> DATA FOR PROCESSING:

# # #

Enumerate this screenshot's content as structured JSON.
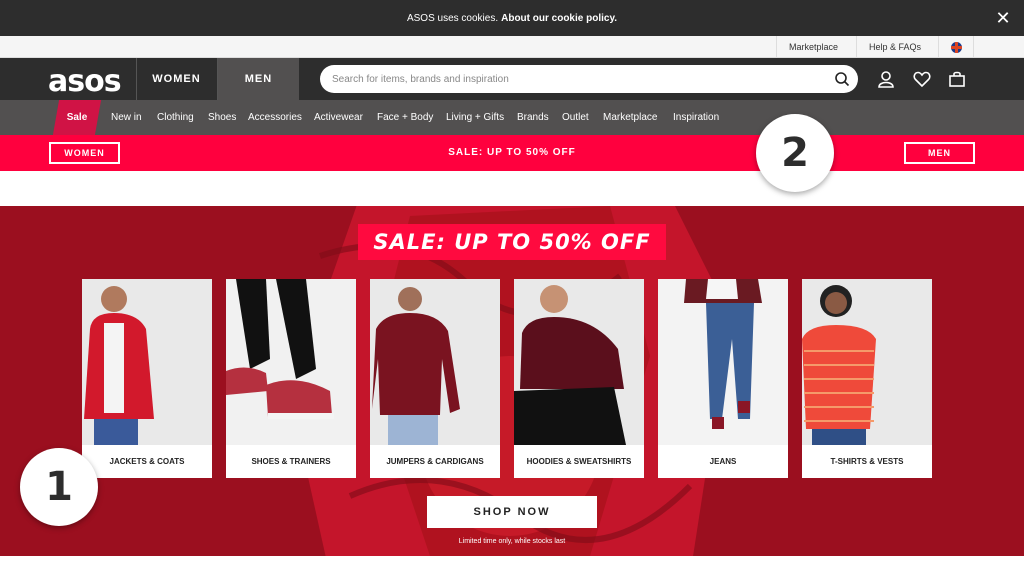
{
  "cookie_bar": {
    "text": "ASOS uses cookies.",
    "link": "About our cookie policy.",
    "close_symbol": "✕"
  },
  "utility_bar": {
    "marketplace": "Marketplace",
    "help": "Help & FAQs",
    "flag_icon": "uk-flag-icon"
  },
  "header": {
    "logo": "asos",
    "women_tab": "WOMEN",
    "men_tab": "MEN",
    "active_tab": "MEN",
    "search_placeholder": "Search for items, brands and inspiration",
    "icons": [
      "search-icon",
      "account-icon",
      "heart-icon",
      "bag-icon"
    ]
  },
  "categories": {
    "sale": "Sale",
    "items": [
      "New in",
      "Clothing",
      "Shoes",
      "Accessories",
      "Activewear",
      "Face + Body",
      "Living + Gifts",
      "Brands",
      "Outlet",
      "Marketplace",
      "Inspiration"
    ]
  },
  "sale_banner": {
    "women_button": "WOMEN",
    "text": "SALE: UP TO 50% OFF",
    "men_button": "MEN"
  },
  "hero": {
    "title": "SALE: UP TO 50% OFF",
    "cards": [
      {
        "label": "JACKETS & COATS"
      },
      {
        "label": "SHOES & TRAINERS"
      },
      {
        "label": "JUMPERS & CARDIGANS"
      },
      {
        "label": "HOODIES & SWEATSHIRTS"
      },
      {
        "label": "JEANS"
      },
      {
        "label": "T-SHIRTS & VESTS"
      }
    ],
    "shop_button": "SHOP NOW",
    "note": "Limited time only, while stocks last"
  },
  "badges": {
    "one": "1",
    "two": "2"
  },
  "colors": {
    "dark": "#2d2d2d",
    "grey": "#525050",
    "sale_red": "#ff003e",
    "hero_red": "#9b0f1f"
  }
}
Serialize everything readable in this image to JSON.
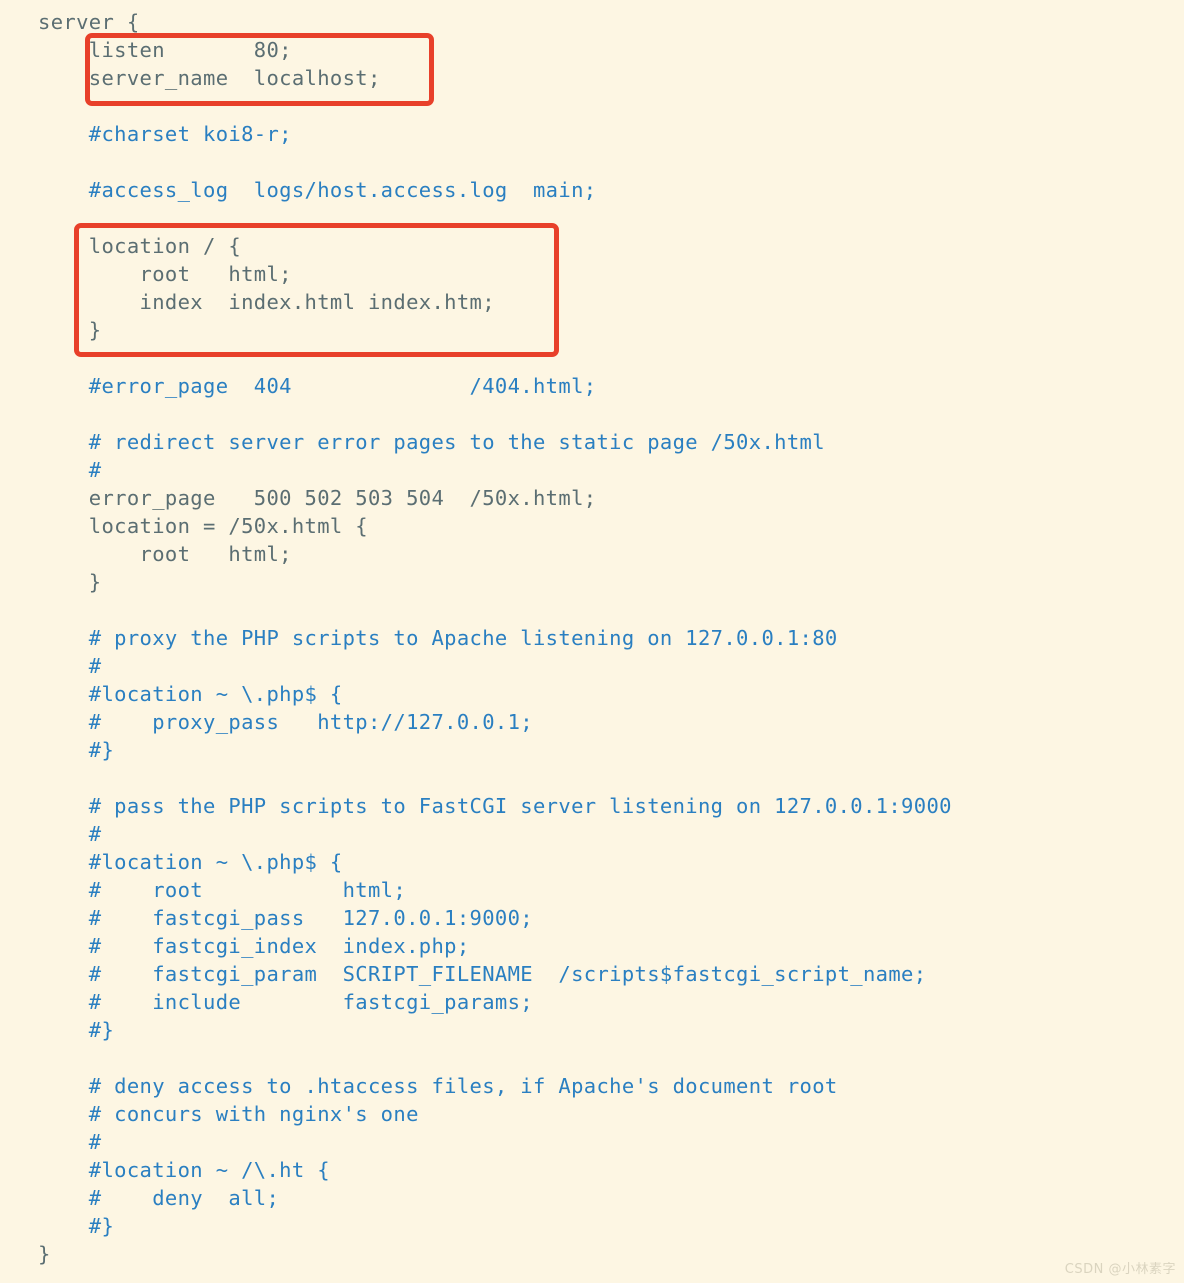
{
  "document": {
    "kind": "nginx-configuration-file",
    "background_color": "#fdf6e3",
    "code_color": "#5b6e72",
    "comment_color": "#2a7fc1",
    "annotation_color": "#e8402a"
  },
  "code": {
    "lines": [
      {
        "text": "server {",
        "type": "code"
      },
      {
        "text": "    listen       80;",
        "type": "code"
      },
      {
        "text": "    server_name  localhost;",
        "type": "code"
      },
      {
        "text": "",
        "type": "blank"
      },
      {
        "text": "    #charset koi8-r;",
        "type": "comment"
      },
      {
        "text": "",
        "type": "blank"
      },
      {
        "text": "    #access_log  logs/host.access.log  main;",
        "type": "comment"
      },
      {
        "text": "",
        "type": "blank"
      },
      {
        "text": "    location / {",
        "type": "code"
      },
      {
        "text": "        root   html;",
        "type": "code"
      },
      {
        "text": "        index  index.html index.htm;",
        "type": "code"
      },
      {
        "text": "    }",
        "type": "code"
      },
      {
        "text": "",
        "type": "blank"
      },
      {
        "text": "    #error_page  404              /404.html;",
        "type": "comment"
      },
      {
        "text": "",
        "type": "blank"
      },
      {
        "text": "    # redirect server error pages to the static page /50x.html",
        "type": "comment"
      },
      {
        "text": "    #",
        "type": "comment"
      },
      {
        "text": "    error_page   500 502 503 504  /50x.html;",
        "type": "code"
      },
      {
        "text": "    location = /50x.html {",
        "type": "code"
      },
      {
        "text": "        root   html;",
        "type": "code"
      },
      {
        "text": "    }",
        "type": "code"
      },
      {
        "text": "",
        "type": "blank"
      },
      {
        "text": "    # proxy the PHP scripts to Apache listening on 127.0.0.1:80",
        "type": "comment"
      },
      {
        "text": "    #",
        "type": "comment"
      },
      {
        "text": "    #location ~ \\.php$ {",
        "type": "comment"
      },
      {
        "text": "    #    proxy_pass   http://127.0.0.1;",
        "type": "comment"
      },
      {
        "text": "    #}",
        "type": "comment"
      },
      {
        "text": "",
        "type": "blank"
      },
      {
        "text": "    # pass the PHP scripts to FastCGI server listening on 127.0.0.1:9000",
        "type": "comment"
      },
      {
        "text": "    #",
        "type": "comment"
      },
      {
        "text": "    #location ~ \\.php$ {",
        "type": "comment"
      },
      {
        "text": "    #    root           html;",
        "type": "comment"
      },
      {
        "text": "    #    fastcgi_pass   127.0.0.1:9000;",
        "type": "comment"
      },
      {
        "text": "    #    fastcgi_index  index.php;",
        "type": "comment"
      },
      {
        "text": "    #    fastcgi_param  SCRIPT_FILENAME  /scripts$fastcgi_script_name;",
        "type": "comment"
      },
      {
        "text": "    #    include        fastcgi_params;",
        "type": "comment"
      },
      {
        "text": "    #}",
        "type": "comment"
      },
      {
        "text": "",
        "type": "blank"
      },
      {
        "text": "    # deny access to .htaccess files, if Apache's document root",
        "type": "comment"
      },
      {
        "text": "    # concurs with nginx's one",
        "type": "comment"
      },
      {
        "text": "    #",
        "type": "comment"
      },
      {
        "text": "    #location ~ /\\.ht {",
        "type": "comment"
      },
      {
        "text": "    #    deny  all;",
        "type": "comment"
      },
      {
        "text": "    #}",
        "type": "comment"
      },
      {
        "text": "}",
        "type": "code"
      }
    ]
  },
  "annotations": [
    {
      "id": "hl-server-listen",
      "label": "listen-and-server-name-highlight",
      "covers": [
        "listen       80;",
        "server_name  localhost;"
      ]
    },
    {
      "id": "hl-location-root",
      "label": "location-root-index-highlight",
      "covers": [
        "location / {",
        "root   html;",
        "index  index.html index.htm;",
        "}"
      ]
    }
  ],
  "watermark": {
    "text": "CSDN @小林素字"
  }
}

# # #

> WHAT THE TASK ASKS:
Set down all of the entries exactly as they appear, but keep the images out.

> ANSWER BOX:
Enumerate this screenshot's content as structured JSON.
{
  "cookie_bar": {
    "text": "ASOS uses cookies.",
    "link": "About our cookie policy.",
    "close_symbol": "✕"
  },
  "utility_bar": {
    "marketplace": "Marketplace",
    "help": "Help & FAQs",
    "flag_icon": "uk-flag-icon"
  },
  "header": {
    "logo": "asos",
    "women_tab": "WOMEN",
    "men_tab": "MEN",
    "active_tab": "MEN",
    "search_placeholder": "Search for items, brands and inspiration",
    "icons": [
      "search-icon",
      "account-icon",
      "heart-icon",
      "bag-icon"
    ]
  },
  "categories": {
    "sale": "Sale",
    "items": [
      "New in",
      "Clothing",
      "Shoes",
      "Accessories",
      "Activewear",
      "Face + Body",
      "Living + Gifts",
      "Brands",
      "Outlet",
      "Marketplace",
      "Inspiration"
    ]
  },
  "sale_banner": {
    "women_button": "WOMEN",
    "text": "SALE: UP TO 50% OFF",
    "men_button": "MEN"
  },
  "hero": {
    "title": "SALE: UP TO 50% OFF",
    "cards": [
      {
        "label": "JACKETS & COATS"
      },
      {
        "label": "SHOES & TRAINERS"
      },
      {
        "label": "JUMPERS & CARDIGANS"
      },
      {
        "label": "HOODIES & SWEATSHIRTS"
      },
      {
        "label": "JEANS"
      },
      {
        "label": "T-SHIRTS & VESTS"
      }
    ],
    "shop_button": "SHOP NOW",
    "note": "Limited time only, while stocks last"
  },
  "badges": {
    "one": "1",
    "two": "2"
  },
  "colors": {
    "dark": "#2d2d2d",
    "grey": "#525050",
    "sale_red": "#ff003e",
    "hero_red": "#9b0f1f"
  }
}
Serialize everything readable in this image to JSON.
{
  "document": {
    "kind": "nginx-configuration-file",
    "background_color": "#fdf6e3",
    "code_color": "#5b6e72",
    "comment_color": "#2a7fc1",
    "annotation_color": "#e8402a"
  },
  "code": {
    "lines": [
      {
        "text": "server {",
        "type": "code"
      },
      {
        "text": "    listen       80;",
        "type": "code"
      },
      {
        "text": "    server_name  localhost;",
        "type": "code"
      },
      {
        "text": "",
        "type": "blank"
      },
      {
        "text": "    #charset koi8-r;",
        "type": "comment"
      },
      {
        "text": "",
        "type": "blank"
      },
      {
        "text": "    #access_log  logs/host.access.log  main;",
        "type": "comment"
      },
      {
        "text": "",
        "type": "blank"
      },
      {
        "text": "    location / {",
        "type": "code"
      },
      {
        "text": "        root   html;",
        "type": "code"
      },
      {
        "text": "        index  index.html index.htm;",
        "type": "code"
      },
      {
        "text": "    }",
        "type": "code"
      },
      {
        "text": "",
        "type": "blank"
      },
      {
        "text": "    #error_page  404              /404.html;",
        "type": "comment"
      },
      {
        "text": "",
        "type": "blank"
      },
      {
        "text": "    # redirect server error pages to the static page /50x.html",
        "type": "comment"
      },
      {
        "text": "    #",
        "type": "comment"
      },
      {
        "text": "    error_page   500 502 503 504  /50x.html;",
        "type": "code"
      },
      {
        "text": "    location = /50x.html {",
        "type": "code"
      },
      {
        "text": "        root   html;",
        "type": "code"
      },
      {
        "text": "    }",
        "type": "code"
      },
      {
        "text": "",
        "type": "blank"
      },
      {
        "text": "    # proxy the PHP scripts to Apache listening on 127.0.0.1:80",
        "type": "comment"
      },
      {
        "text": "    #",
        "type": "comment"
      },
      {
        "text": "    #location ~ \\.php$ {",
        "type": "comment"
      },
      {
        "text": "    #    proxy_pass   http://127.0.0.1;",
        "type": "comment"
      },
      {
        "text": "    #}",
        "type": "comment"
      },
      {
        "text": "",
        "type": "blank"
      },
      {
        "text": "    # pass the PHP scripts to FastCGI server listening on 127.0.0.1:9000",
        "type": "comment"
      },
      {
        "text": "    #",
        "type": "comment"
      },
      {
        "text": "    #location ~ \\.php$ {",
        "type": "comment"
      },
      {
        "text": "    #    root           html;",
        "type": "comment"
      },
      {
        "text": "    #    fastcgi_pass   127.0.0.1:9000;",
        "type": "comment"
      },
      {
        "text": "    #    fastcgi_index  index.php;",
        "type": "comment"
      },
      {
        "text": "    #    fastcgi_param  SCRIPT_FILENAME  /scripts$fastcgi_script_name;",
        "type": "comment"
      },
      {
        "text": "    #    include        fastcgi_params;",
        "type": "comment"
      },
      {
        "text": "    #}",
        "type": "comment"
      },
      {
        "text": "",
        "type": "blank"
      },
      {
        "text": "    # deny access to .htaccess files, if Apache's document root",
        "type": "comment"
      },
      {
        "text": "    # concurs with nginx's one",
        "type": "comment"
      },
      {
        "text": "    #",
        "type": "comment"
      },
      {
        "text": "    #location ~ /\\.ht {",
        "type": "comment"
      },
      {
        "text": "    #    deny  all;",
        "type": "comment"
      },
      {
        "text": "    #}",
        "type": "comment"
      },
      {
        "text": "}",
        "type": "code"
      }
    ]
  },
  "annotations": [
    {
      "id": "hl-server-listen",
      "label": "listen-and-server-name-highlight",
      "covers": [
        "listen       80;",
        "server_name  localhost;"
      ]
    },
    {
      "id": "hl-location-root",
      "label": "location-root-index-highlight",
      "covers": [
        "location / {",
        "root   html;",
        "index  index.html index.htm;",
        "}"
      ]
    }
  ],
  "watermark": {
    "text": "CSDN @小林素字"
  }
}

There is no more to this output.